Breast reduction surgery can make a huge improvement for some women—not only in the way they look, but also in their quality of life. When breasts are too large, women have a condition called macromastia. She can feel self-conscious about the way she looks even in clothes, and the heaviness of her breasts can cause an imbalance of the upper back posture as well as skin rashes and pain. In severe situations, it may be difficult to exercise or even lay down flat in bed.
People who are facing cancer or have suffered a injury may feel uncertain, stressed, and just want to get “back to normal.” Plastic surgery rises to this need and desire in a patient centered way—we try to make people feel like themselves again.
Sometimes men or teenage boys develop a condition called gynecomastia. It is the enlargement of breast tissue of the chest that can occur due to medications, hormone imbalance, or for no clear reason at all. After a thorough medical examination and possible testing rules out problems such as medications or tumor, we can plan for treatment. The psychological impact of this condition for the individual can vary. Unfortunately, it can be a source of nagging self consciousness and embarrassment.
Breast reduction is a procedure where extra skin and fat is removed, and the nipple and skin are redraped to create a most youthful appearance. Breasts not only look better, but surgery can take that pain off the back and shoulder. The goal is for women to become pain-free, exercise, and find clothes which fit.

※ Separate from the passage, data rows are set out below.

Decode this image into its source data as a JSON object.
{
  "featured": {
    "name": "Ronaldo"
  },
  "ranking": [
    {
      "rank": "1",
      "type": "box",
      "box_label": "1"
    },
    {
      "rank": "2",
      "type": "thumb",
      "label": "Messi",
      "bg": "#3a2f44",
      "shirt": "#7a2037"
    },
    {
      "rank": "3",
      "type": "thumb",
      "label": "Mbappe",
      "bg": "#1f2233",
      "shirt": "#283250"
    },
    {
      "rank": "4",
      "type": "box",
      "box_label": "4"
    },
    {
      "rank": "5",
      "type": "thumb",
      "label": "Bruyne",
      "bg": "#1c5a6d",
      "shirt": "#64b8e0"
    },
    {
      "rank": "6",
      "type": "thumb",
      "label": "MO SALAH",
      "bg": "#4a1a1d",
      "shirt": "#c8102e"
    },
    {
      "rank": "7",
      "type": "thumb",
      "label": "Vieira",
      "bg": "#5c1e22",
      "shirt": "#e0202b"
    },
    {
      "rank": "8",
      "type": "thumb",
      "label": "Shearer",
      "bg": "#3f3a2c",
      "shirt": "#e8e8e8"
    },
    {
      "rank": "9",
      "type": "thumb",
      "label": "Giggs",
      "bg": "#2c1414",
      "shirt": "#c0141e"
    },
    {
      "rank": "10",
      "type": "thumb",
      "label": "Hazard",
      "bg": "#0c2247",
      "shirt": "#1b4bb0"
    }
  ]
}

As a plastic surgeon, I am humbled by the patients I meet who face breast cancer with courage and determination for cure. Though breast reconstruction can be an involved process, it is often an important part of recovery and rebuilding of self image and confidence.
Reconstruction of the breast after a mastectomy can be an important part of the recovery process for women. The discussion of which type of surgery would work best for you depends on your body type and time you wish to commit to the recovery process. There are three main types of reconstruction—the abdominal flap, the back (latissimus) flap with implant, and tissue expansion with implant.

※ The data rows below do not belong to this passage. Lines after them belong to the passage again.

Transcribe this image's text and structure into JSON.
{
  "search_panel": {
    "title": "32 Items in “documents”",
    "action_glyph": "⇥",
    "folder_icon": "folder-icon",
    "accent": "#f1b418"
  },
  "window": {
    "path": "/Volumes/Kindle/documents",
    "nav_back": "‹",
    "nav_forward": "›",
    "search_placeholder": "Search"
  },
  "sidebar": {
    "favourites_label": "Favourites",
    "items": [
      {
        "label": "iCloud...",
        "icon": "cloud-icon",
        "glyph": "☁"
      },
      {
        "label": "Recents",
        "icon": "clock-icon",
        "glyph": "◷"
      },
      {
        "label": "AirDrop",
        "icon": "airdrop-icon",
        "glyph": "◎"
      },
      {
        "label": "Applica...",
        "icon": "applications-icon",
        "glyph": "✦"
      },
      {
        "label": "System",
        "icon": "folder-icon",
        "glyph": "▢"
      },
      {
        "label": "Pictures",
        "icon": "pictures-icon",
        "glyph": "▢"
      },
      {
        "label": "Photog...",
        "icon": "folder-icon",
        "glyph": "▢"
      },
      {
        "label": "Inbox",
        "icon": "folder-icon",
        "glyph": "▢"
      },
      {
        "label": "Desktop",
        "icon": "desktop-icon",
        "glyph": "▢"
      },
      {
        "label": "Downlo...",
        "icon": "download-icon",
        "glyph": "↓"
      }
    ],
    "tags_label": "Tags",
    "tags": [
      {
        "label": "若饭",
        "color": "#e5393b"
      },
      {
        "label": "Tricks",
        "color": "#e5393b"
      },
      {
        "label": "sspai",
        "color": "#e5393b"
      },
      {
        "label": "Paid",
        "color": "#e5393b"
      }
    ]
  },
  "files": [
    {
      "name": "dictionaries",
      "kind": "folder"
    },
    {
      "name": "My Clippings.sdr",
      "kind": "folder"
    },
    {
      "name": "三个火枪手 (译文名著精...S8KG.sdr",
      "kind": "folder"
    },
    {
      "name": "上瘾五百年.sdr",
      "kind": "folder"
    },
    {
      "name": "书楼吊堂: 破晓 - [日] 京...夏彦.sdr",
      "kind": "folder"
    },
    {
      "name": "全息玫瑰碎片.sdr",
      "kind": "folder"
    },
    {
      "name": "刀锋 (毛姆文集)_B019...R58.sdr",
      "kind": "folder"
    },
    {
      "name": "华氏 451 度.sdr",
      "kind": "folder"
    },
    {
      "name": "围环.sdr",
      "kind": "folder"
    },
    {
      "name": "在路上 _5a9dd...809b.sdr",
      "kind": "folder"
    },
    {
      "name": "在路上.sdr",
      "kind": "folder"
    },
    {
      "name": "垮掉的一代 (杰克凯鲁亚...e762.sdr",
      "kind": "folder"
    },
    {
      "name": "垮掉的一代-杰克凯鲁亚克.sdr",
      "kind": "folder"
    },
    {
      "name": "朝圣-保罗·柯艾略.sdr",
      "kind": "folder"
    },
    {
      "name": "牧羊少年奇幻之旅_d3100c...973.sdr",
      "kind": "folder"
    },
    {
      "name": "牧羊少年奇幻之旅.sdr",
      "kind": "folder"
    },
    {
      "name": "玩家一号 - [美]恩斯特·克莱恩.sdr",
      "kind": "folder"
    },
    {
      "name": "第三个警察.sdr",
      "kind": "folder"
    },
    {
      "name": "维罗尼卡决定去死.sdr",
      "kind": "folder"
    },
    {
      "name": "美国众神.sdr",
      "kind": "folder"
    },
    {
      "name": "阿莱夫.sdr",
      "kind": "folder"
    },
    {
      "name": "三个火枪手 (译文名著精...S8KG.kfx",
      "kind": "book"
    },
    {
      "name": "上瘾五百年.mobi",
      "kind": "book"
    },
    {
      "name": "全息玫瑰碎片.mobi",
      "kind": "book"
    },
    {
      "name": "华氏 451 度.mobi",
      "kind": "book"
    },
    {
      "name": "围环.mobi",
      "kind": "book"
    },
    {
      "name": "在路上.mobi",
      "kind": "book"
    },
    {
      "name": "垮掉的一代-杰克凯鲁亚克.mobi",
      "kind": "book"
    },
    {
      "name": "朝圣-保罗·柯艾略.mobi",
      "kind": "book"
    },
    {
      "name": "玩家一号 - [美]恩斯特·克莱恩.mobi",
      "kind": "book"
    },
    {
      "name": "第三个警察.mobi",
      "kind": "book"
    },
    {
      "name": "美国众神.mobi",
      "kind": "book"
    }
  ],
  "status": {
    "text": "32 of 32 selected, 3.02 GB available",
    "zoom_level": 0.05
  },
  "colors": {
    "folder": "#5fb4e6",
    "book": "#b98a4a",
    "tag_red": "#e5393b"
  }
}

The nose, as the central part of a person’s face, is a crucial element of our identity and self-esteem. It can be finicky to reconstruct because it is a delicate, three dimensional structure that does not donate much extra skin. This week, I am finishing the third stage of a nose reconstruction surgery. Why does it take three surgeries?
I had a wonderful opportunity to speak to health care providers at Providence Milwaukie Hospital this week about breast reduction. Breast reduction has been proven in clinical studies to provide effective and long lasting relief for symptoms like back pain and shoulder pain. In addition, women often find that they are able to engage in physical activities that they couldn’t do before.
I took care of an elderly patient who needed upper lip reconstruction for skin cancer. It was very challenging because it involved most of her upper lip. The case reminded me very much of child with a cleft lip. I had to think about form, function, balance, and symmetry—and all the layers of a lip. … Read more